Twenty more American firefighters arrived in Bega on Monday, where they are preparing to deploy to support the Australians.

"When we were driving up into the community, it was really dark, really smoky," said Bill King, who traveled to Australia from Colorado. "The wind was about 50 miles an hour and there were ash fallout. So we knew that we're going to be in for a firefight.”

Bill King and his team of American and Canadian firefighters were called to a "border fire" in Burragate. Winds were shifting and hotter temperatures were sparking fires in the town. 

"They were relieved that we're there, obviously, with the amount of engines we had, the support we had," King said. "But obviously, they were nervous, just seeing the gray sky and ash falling out, and they were obviously pretty nervous.”

King left his family in Colorado to become operations section chief for Group 4 here in Australia. He coordinates resources like machinery, protective clothing and food for each deployment. 

It takes several days to extinguish a particular fire. Then, it's on to another. It's grueling work. But King says it's important to be in Australia to help — even if it meant leaving his 3-month-old newborn, Shaila, back home. 

"This is my daughter with her toys," King said as he showed a picture of his child. "She's a really happy baby.”

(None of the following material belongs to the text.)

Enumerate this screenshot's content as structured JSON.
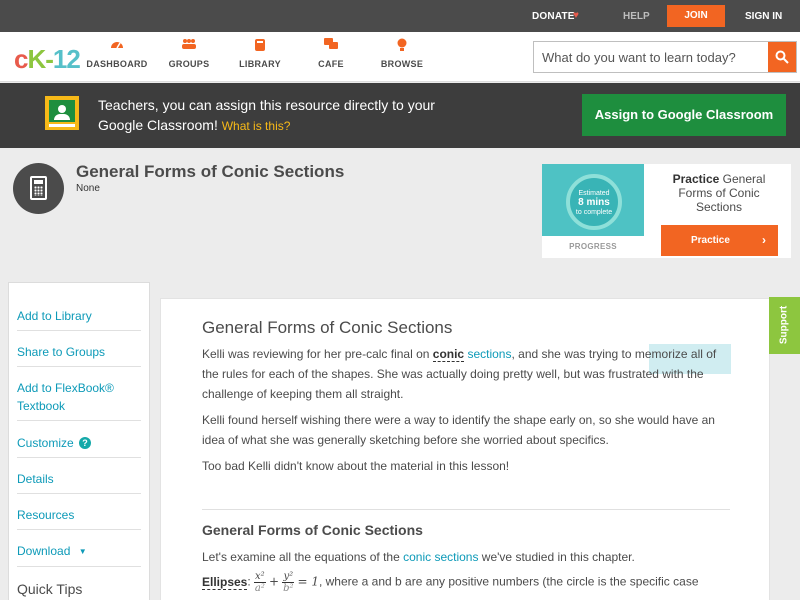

King explained why he decided to give up valuable family time to travel to Australia.

"The Australians have helped us in the U.S. in the community that I live in previously, multiple times in the past," King said. "So I definitely wanted to come and repay the favor and help them and their time of need.”

Others in Group 4, like Renee Flanagan from Utah, say it is just as important to be a shoulder to lean on for their Australian counterparts.

"I think the main thing is just listening," Flanagan said. "A lot of the folks that are working here today have been personally impacted, either their properties or their families have been impacted."

King and Flanagan expect to be deployed until mid-February, just as the U.S. Forest Service says fire season in the United States will be getting underway.